January 6, 2022


Phoning Home

I like to have easy access to my home infrastructure from anywhere. Apache Guacamole was my goto since it was deployed to BayCyber. While it did the job of providing access to a GUI in the browser, it's been troublesome with constant connection issues. As always, we looked for a new answer and found it in noVNC. This blog is for deploying VNC for a local instance.


Within my home infrastructure, I will make a decently sized VM who will be the VNC host, granting me access to my home network.

Local VM The first step is always to ensure it is up to date:

sudo apt update && sudo apt full-upgrade -y

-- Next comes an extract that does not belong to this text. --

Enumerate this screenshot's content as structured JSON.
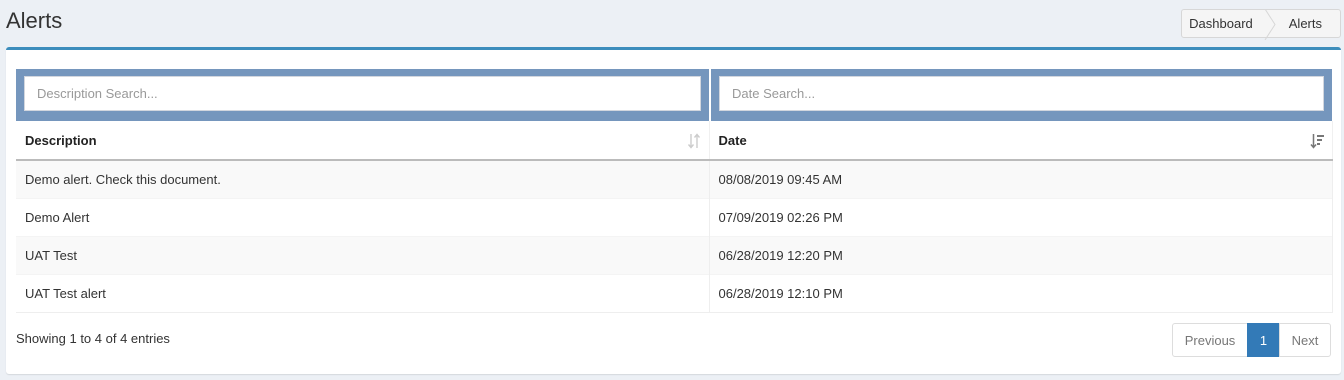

Step 1: Local VM Install

This VM will be the host I connect to when phoning home. I will install tools that I'll need:

sudo apt install firefox xfce4 tigervnc-standalone-server novnc websockify -y


Let's start the VNC server by first making a file in ~/.vnc/xstartup that will tell VNC what desktop to launch. If the .vnc folder does not exist in your home directory, simply make it with "mkdir .vnc".

VNC startup file

Next, make the new file executable:

chmod u+x ~/.vnc/xstartup

We can now run the VNC server and sure it is responding properly:

VNC server

You can confirm it is running by using any VNC client, connecting to the local VM's IP address on port 5900.

VNC GUI visible

Windows VMs

Windows VMs can also be used for this project. You will need to install UltraVNC to Windows to act as the vnc server. Also download and unzip the noVNC and Websockify releases.

Downloading and unzipping the contents

Step 1: Unzipping the contents of the files.

UltraVNC options

Step 2: Open Admin Properites from the taskbar icon

UltraVNC password

Step 3: Don't forget to set a password!


Step 4: Open CMD with admin privileges

Step 2: Accessing over the browser

Next, we will run websockify to allow our GUI to be accessible on the browser:

Websockify configuration

You should now be able to get to the VNC GUI from a browser by going to the IP address and port 5901. Click on "vnc.html" and you will see the noVNC GUI.

VNC GUI through the browser

Step 3: VPN-ing Home

Tailscale is a split tunnel VPN that allows me to connect back home without much effort.

Tailscale picture

I used my GitHub account to log in:

Sign up

Install the agent for the client (you will need to install two minumum, one for the VM and one on your desktop/laptop)

Installing the VPN agent

Once you have at least two agents installed, you can access your VM remotely from the IP address given by Tailscale at port 5901 with no issues!


noVNC and Websockify